*What you will do*.
Output the data that follows exactly, line for line.

*Supplied entries*.
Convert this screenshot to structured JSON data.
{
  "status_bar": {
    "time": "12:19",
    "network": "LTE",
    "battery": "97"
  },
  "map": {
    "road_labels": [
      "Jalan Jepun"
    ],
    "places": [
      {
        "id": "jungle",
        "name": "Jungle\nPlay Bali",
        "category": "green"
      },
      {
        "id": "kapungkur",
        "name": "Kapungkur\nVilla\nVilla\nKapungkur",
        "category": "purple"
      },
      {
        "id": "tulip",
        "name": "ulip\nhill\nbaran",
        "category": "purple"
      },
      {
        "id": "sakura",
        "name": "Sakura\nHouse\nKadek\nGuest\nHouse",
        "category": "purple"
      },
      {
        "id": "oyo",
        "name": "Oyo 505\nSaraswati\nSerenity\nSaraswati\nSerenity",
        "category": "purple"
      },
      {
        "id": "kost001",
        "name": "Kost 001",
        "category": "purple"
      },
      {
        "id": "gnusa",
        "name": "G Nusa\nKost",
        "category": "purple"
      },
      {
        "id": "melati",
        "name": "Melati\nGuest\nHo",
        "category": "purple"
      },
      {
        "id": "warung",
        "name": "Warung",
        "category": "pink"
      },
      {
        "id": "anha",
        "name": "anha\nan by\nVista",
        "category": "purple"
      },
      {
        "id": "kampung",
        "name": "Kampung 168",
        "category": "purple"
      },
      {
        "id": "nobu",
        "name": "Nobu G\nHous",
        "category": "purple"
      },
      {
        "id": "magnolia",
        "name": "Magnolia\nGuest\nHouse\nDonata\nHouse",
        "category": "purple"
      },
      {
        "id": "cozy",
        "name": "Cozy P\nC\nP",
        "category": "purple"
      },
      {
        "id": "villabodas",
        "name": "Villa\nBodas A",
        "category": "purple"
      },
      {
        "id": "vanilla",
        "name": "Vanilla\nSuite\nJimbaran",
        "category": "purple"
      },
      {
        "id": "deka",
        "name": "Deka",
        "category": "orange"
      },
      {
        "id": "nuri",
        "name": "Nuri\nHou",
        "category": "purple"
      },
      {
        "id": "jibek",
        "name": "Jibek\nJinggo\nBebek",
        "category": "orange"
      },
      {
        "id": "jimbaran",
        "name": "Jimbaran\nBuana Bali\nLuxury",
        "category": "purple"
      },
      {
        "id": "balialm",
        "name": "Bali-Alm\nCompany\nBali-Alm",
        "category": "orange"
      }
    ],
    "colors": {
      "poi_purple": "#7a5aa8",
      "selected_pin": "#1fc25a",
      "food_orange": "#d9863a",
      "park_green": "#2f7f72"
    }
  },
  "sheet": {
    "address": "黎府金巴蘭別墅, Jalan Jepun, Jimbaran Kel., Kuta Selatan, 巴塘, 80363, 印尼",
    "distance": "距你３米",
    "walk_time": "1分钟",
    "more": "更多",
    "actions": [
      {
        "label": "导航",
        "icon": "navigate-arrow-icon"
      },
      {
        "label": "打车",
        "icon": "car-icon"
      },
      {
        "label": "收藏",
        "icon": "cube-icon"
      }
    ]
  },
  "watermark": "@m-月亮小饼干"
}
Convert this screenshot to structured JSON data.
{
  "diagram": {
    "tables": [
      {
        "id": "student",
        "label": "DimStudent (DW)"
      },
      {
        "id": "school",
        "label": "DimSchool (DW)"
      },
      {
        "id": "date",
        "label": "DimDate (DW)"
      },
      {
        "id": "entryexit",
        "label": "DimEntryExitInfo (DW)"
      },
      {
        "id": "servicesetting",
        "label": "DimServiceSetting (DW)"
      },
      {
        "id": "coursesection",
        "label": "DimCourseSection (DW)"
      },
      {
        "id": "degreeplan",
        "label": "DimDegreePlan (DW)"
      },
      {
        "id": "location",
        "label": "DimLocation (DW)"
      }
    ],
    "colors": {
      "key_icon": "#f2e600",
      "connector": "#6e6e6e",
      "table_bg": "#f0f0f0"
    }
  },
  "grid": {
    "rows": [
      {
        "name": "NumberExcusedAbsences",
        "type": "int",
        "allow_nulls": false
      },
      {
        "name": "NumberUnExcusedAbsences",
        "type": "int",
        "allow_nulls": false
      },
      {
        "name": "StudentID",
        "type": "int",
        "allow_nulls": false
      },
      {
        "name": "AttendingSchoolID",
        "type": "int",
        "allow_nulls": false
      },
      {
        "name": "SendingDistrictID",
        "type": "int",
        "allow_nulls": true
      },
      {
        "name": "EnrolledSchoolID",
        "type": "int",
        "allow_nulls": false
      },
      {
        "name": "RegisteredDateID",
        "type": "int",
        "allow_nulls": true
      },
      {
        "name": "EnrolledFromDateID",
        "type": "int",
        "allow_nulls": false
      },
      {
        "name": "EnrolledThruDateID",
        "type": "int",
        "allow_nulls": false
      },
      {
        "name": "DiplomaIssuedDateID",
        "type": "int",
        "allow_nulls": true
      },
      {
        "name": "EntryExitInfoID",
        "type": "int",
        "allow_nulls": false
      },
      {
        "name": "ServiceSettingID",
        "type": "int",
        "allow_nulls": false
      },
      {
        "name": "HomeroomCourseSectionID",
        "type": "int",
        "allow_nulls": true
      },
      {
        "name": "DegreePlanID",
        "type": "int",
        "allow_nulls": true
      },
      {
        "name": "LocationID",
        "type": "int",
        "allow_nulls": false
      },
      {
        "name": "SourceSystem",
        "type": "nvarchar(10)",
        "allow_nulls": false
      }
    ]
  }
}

*Result of the exercise*.
Convert this screenshot to structured JSON data.
{
  "status_bar": {
    "time": "12:19",
    "network": "LTE",
    "battery": "97"
  },
  "map": {
    "road_labels": [
      "Jalan Jepun"
    ],
    "places": [
      {
        "id": "jungle",
        "name": "Jungle\nPlay Bali",
        "category": "green"
      },
      {
        "id": "kapungkur",
        "name": "Kapungkur\nVilla\nVilla\nKapungkur",
        "category": "purple"
      },
      {
        "id": "tulip",
        "name": "ulip\nhill\nbaran",
        "category": "purple"
      },
      {
        "id": "sakura",
        "name": "Sakura\nHouse\nKadek\nGuest\nHouse",
        "category": "purple"
      },
      {
        "id": "oyo",
        "name": "Oyo 505\nSaraswati\nSerenity\nSaraswati\nSerenity",
        "category": "purple"
      },
      {
        "id": "kost001",
        "name": "Kost 001",
        "category": "purple"
      },
      {
        "id": "gnusa",
        "name": "G Nusa\nKost",
        "category": "purple"
      },
      {
        "id": "melati",
        "name": "Melati\nGuest\nHo",
        "category": "purple"
      },
      {
        "id": "warung",
        "name": "Warung",
        "category": "pink"
      },
      {
        "id": "anha",
        "name": "anha\nan by\nVista",
        "category": "purple"
      },
      {
        "id": "kampung",
        "name": "Kampung 168",
        "category": "purple"
      },
      {
        "id": "nobu",
        "name": "Nobu G\nHous",
        "category": "purple"
      },
      {
        "id": "magnolia",
        "name": "Magnolia\nGuest\nHouse\nDonata\nHouse",
        "category": "purple"
      },
      {
        "id": "cozy",
        "name": "Cozy P\nC\nP",
        "category": "purple"
      },
      {
        "id": "villabodas",
        "name": "Villa\nBodas A",
        "category": "purple"
      },
      {
        "id": "vanilla",
        "name": "Vanilla\nSuite\nJimbaran",
        "category": "purple"
      },
      {
        "id": "deka",
        "name": "Deka",
        "category": "orange"
      },
      {
        "id": "nuri",
        "name": "Nuri\nHou",
        "category": "purple"
      },
      {
        "id": "jibek",
        "name": "Jibek\nJinggo\nBebek",
        "category": "orange"
      },
      {
        "id": "jimbaran",
        "name": "Jimbaran\nBuana Bali\nLuxury",
        "category": "purple"
      },
      {
        "id": "balialm",
        "name": "Bali-Alm\nCompany\nBali-Alm",
        "category": "orange"
      }
    ],
    "colors": {
      "poi_purple": "#7a5aa8",
      "selected_pin": "#1fc25a",
      "food_orange": "#d9863a",
      "park_green": "#2f7f72"
    }
  },
  "sheet": {
    "address": "黎府金巴蘭別墅, Jalan Jepun, Jimbaran Kel., Kuta Selatan, 巴塘, 80363, 印尼",
    "distance": "距你３米",
    "walk_time": "1分钟",
    "more": "更多",
    "actions": [
      {
        "label": "导航",
        "icon": "navigate-arrow-icon"
      },
      {
        "label": "打车",
        "icon": "car-icon"
      },
      {
        "label": "收藏",
        "icon": "cube-icon"
      }
    ]
  },
  "watermark": "@m-月亮小饼干"
}
Convert this screenshot to structured JSON data.
{
  "diagram": {
    "tables": [
      {
        "id": "student",
        "label": "DimStudent (DW)"
      },
      {
        "id": "school",
        "label": "DimSchool (DW)"
      },
      {
        "id": "date",
        "label": "DimDate (DW)"
      },
      {
        "id": "entryexit",
        "label": "DimEntryExitInfo (DW)"
      },
      {
        "id": "servicesetting",
        "label": "DimServiceSetting (DW)"
      },
      {
        "id": "coursesection",
        "label": "DimCourseSection (DW)"
      },
      {
        "id": "degreeplan",
        "label": "DimDegreePlan (DW)"
      },
      {
        "id": "location",
        "label": "DimLocation (DW)"
      }
    ],
    "colors": {
      "key_icon": "#f2e600",
      "connector": "#6e6e6e",
      "table_bg": "#f0f0f0"
    }
  },
  "grid": {
    "rows": [
      {
        "name": "NumberExcusedAbsences",
        "type": "int",
        "allow_nulls": false
      },
      {
        "name": "NumberUnExcusedAbsences",
        "type": "int",
        "allow_nulls": false
      },
      {
        "name": "StudentID",
        "type": "int",
        "allow_nulls": false
      },
      {
        "name": "AttendingSchoolID",
        "type": "int",
        "allow_nulls": false
      },
      {
        "name": "SendingDistrictID",
        "type": "int",
        "allow_nulls": true
      },
      {
        "name": "EnrolledSchoolID",
        "type": "int",
        "allow_nulls": false
      },
      {
        "name": "RegisteredDateID",
        "type": "int",
        "allow_nulls": true
      },
      {
        "name": "EnrolledFromDateID",
        "type": "int",
        "allow_nulls": false
      },
      {
        "name": "EnrolledThruDateID",
        "type": "int",
        "allow_nulls": false
      },
      {
        "name": "DiplomaIssuedDateID",
        "type": "int",
        "allow_nulls": true
      },
      {
        "name": "EntryExitInfoID",
        "type": "int",
        "allow_nulls": false
      },
      {
        "name": "ServiceSettingID",
        "type": "int",
        "allow_nulls": false
      },
      {
        "name": "HomeroomCourseSectionID",
        "type": "int",
        "allow_nulls": true
      },
      {
        "name": "DegreePlanID",
        "type": "int",
        "allow_nulls": true
      },
      {
        "name": "LocationID",
        "type": "int",
        "allow_nulls": false
      },
      {
        "name": "SourceSystem",
        "type": "nvarchar(10)",
        "allow_nulls": false
      }
    ]
  }
}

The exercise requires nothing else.